(Entries provided)

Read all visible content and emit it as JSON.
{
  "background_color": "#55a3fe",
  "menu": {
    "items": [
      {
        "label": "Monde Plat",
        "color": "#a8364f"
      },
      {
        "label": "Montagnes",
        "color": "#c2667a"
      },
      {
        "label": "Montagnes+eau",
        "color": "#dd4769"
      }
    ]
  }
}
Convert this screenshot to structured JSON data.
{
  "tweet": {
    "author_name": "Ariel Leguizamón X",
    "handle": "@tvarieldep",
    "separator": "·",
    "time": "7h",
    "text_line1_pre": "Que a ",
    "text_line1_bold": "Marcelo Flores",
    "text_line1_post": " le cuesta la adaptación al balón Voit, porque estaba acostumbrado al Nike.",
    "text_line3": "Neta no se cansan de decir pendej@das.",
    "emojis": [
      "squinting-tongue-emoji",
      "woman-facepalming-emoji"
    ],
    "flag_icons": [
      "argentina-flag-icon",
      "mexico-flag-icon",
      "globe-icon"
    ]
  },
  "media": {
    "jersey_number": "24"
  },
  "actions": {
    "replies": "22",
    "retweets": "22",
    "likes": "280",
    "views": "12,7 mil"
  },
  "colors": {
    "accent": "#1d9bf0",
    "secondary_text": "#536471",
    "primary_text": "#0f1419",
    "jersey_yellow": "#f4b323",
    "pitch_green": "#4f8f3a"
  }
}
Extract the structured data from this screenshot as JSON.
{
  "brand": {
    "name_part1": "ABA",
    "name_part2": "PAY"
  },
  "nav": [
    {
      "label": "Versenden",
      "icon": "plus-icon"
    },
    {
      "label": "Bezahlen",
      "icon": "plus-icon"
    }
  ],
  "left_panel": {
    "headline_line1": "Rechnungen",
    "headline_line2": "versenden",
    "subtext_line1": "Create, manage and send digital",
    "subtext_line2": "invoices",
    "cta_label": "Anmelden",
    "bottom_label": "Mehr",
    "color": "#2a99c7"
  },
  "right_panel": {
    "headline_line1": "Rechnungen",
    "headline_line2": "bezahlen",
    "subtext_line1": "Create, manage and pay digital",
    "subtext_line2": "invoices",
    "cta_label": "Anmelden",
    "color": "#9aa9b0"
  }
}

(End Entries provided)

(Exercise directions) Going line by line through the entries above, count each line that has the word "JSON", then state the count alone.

(Result below) 3